“Although 2011 ended on a slightly more positive note than 2010, there are several issues, including a weak economic recovery and stricter mortgage underwriting guidelines playing a role here,” explains Jay Butler, professor emeritus and the report’s author. “The main question for 2012 is whether homeowner/occupants will play an expanding role. We’re starting to see investors getting very involved again, and many have shifted from buying foreclosed homes to actually attending foreclosure auctions. The number of non-institutional investors with successful bids has moved from about 20 percent all the way up to just over 40 percent.”

All told, about 3 percent of all single-family existing homes in Maricopa County underwent foreclosures in 2011. More than 14 percent of all single-family homes in Maricopa County have been foreclosed on since 2008. Still, Butler emphasizes that many households are simply riding through this.

“While much is focused on the negative aspects of the current market, many homeowners have no real issues or have simply resolved to stay in their current homes,” says Butler. “This does impact buying and selling activity, but it also greatly benefits the expanded remodeling activity in the area.”

For homes that have been resold over the last year, about 40 percent were foreclosed homes sold again with a median price markdown of 14 percent.

Here’s a breakdown of the median home prices for a resold home (not new foreclosures) in each of the past several years:

• 2007 = $260,000
• 2008 = $200,500
• 2009 = $135,000
• 2010 = $138,000
• 2011 = $125,000

Butler says will take years to fully reverse the drop from the peak. He is also quick to caution that it won’t be a straight upward trend, but rather, a back-and-forth dance over the next several years that he calls a “stretched recovery.”

This is expected to be the last report Butler will file as a real estate expert at the W. P. Carey School of Business, though he will remain a professor emeritus at Arizona State University. Butler has been at ASU for about 40 years and has been analyzing the Valley real estate market since 1978.

"Professor Butler actually retired last summer, but he has graciously continued his decades-long analysis of the Valley real estate market while we completed a transition of his work to others,” says Robert Mittelstaedt, W. P. Carey School of Business dean. “Over the years, Jay enriched learning opportunities for thousands of students through his teaching, and he enhanced the knowledge and understanding of real estate markets for all of us. We wish him the best in retirement."

Mike Orr, a well-known Phoenix-area housing analyst and founder of the popular real estate website called The Cromford Report, recently joined the W. P. Carey School of Business as director of the Center for Real Estate Theory and Practice. He will continue to provide regular updates through the school about the Phoenix-area real estate market.
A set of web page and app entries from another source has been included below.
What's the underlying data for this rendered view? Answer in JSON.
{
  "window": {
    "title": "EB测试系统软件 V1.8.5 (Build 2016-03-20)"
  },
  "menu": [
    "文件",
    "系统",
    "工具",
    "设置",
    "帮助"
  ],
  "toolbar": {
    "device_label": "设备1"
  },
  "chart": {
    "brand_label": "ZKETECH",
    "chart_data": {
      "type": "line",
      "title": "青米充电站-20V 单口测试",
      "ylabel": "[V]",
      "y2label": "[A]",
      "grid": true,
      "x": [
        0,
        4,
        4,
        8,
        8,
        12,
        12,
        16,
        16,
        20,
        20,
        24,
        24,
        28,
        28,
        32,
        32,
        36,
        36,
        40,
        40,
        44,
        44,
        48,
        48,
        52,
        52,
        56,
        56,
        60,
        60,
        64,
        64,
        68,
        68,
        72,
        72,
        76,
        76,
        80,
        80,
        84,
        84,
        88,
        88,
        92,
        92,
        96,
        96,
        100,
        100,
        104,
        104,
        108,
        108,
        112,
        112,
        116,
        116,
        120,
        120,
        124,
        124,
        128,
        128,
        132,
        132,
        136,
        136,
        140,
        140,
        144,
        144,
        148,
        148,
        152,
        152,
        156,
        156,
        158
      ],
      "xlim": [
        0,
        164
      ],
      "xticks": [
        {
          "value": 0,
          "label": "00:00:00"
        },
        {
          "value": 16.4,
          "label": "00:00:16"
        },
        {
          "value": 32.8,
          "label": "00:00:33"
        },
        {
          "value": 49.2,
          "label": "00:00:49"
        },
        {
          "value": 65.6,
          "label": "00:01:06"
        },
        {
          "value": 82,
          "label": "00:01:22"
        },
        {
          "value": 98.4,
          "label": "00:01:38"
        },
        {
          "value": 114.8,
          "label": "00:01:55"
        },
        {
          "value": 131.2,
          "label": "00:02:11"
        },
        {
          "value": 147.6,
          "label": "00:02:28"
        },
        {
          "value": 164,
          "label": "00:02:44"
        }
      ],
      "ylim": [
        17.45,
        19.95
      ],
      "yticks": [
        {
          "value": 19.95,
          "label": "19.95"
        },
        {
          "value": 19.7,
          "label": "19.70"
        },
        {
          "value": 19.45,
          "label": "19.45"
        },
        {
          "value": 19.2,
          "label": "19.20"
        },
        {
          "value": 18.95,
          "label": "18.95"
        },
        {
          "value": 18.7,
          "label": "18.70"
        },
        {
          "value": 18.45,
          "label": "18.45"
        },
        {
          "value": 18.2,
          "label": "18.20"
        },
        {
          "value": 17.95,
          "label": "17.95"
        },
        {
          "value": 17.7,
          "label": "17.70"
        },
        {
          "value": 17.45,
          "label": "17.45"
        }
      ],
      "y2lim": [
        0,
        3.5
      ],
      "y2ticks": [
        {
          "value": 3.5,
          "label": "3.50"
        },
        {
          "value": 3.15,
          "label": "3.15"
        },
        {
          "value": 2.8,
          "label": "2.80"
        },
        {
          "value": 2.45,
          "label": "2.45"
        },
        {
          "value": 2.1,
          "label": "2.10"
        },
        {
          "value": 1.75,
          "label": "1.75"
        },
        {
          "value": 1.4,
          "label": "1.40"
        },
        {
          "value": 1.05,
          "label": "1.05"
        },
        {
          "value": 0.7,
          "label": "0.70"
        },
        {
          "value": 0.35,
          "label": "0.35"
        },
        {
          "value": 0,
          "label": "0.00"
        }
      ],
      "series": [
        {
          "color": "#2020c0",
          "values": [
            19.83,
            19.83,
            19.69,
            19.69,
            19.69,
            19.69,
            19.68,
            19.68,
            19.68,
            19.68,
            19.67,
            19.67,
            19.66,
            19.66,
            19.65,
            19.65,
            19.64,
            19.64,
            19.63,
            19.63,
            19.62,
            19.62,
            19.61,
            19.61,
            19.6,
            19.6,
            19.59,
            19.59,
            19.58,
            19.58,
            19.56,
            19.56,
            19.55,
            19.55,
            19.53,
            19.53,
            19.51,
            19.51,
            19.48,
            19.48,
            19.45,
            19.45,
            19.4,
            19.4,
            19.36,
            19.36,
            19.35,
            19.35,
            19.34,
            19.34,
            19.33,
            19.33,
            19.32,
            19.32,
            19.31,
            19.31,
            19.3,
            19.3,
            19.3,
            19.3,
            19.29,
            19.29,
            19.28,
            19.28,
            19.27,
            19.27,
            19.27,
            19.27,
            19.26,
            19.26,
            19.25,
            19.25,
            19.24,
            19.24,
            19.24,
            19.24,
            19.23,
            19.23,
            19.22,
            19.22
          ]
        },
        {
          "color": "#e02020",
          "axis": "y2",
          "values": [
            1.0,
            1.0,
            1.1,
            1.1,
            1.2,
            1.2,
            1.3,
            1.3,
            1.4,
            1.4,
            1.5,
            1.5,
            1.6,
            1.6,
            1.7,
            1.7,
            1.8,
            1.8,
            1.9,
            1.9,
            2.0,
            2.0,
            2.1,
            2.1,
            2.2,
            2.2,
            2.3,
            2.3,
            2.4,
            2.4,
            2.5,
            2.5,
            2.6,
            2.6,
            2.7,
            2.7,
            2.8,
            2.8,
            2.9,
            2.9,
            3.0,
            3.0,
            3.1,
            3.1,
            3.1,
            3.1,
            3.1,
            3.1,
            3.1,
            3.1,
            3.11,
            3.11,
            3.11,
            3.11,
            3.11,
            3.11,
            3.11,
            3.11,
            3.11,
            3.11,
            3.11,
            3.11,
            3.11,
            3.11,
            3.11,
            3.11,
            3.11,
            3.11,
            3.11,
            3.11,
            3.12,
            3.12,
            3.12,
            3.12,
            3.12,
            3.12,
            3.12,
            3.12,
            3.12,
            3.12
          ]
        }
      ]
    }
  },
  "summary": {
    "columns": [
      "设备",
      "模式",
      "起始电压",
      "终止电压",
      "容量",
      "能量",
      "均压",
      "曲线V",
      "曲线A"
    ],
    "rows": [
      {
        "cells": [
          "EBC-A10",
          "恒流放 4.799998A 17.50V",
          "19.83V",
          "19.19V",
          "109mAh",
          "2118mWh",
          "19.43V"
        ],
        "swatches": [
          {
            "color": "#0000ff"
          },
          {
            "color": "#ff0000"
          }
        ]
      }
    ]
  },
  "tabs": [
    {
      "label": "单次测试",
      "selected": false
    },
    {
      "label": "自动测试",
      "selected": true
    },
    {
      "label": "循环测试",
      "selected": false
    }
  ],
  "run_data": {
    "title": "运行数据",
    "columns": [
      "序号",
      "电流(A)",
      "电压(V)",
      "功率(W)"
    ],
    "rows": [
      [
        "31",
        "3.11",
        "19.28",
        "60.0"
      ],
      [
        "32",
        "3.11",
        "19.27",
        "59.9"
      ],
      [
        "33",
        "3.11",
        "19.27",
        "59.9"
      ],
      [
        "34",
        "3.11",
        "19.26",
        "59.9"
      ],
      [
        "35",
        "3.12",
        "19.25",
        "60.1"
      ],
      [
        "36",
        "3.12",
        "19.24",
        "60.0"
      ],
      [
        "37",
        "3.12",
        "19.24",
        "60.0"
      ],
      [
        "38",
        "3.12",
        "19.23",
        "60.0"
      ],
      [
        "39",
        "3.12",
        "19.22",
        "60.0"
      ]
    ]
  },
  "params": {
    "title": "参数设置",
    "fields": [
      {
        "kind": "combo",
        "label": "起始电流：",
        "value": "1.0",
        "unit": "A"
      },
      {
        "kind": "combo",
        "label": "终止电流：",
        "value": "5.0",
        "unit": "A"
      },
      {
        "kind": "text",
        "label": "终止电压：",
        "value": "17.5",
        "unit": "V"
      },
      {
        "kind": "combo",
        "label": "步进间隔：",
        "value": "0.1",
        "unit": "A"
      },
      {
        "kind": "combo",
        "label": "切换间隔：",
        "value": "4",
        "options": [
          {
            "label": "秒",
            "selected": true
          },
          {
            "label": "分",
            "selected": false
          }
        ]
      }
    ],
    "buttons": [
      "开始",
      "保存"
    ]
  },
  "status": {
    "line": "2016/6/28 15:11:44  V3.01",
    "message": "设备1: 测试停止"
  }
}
Butler’s final report, including statistics, charts and a breakdown by different areas of the Valley, can be viewed at More analysis is also available from KnowWPC, the business school’s online resource and newsletter, at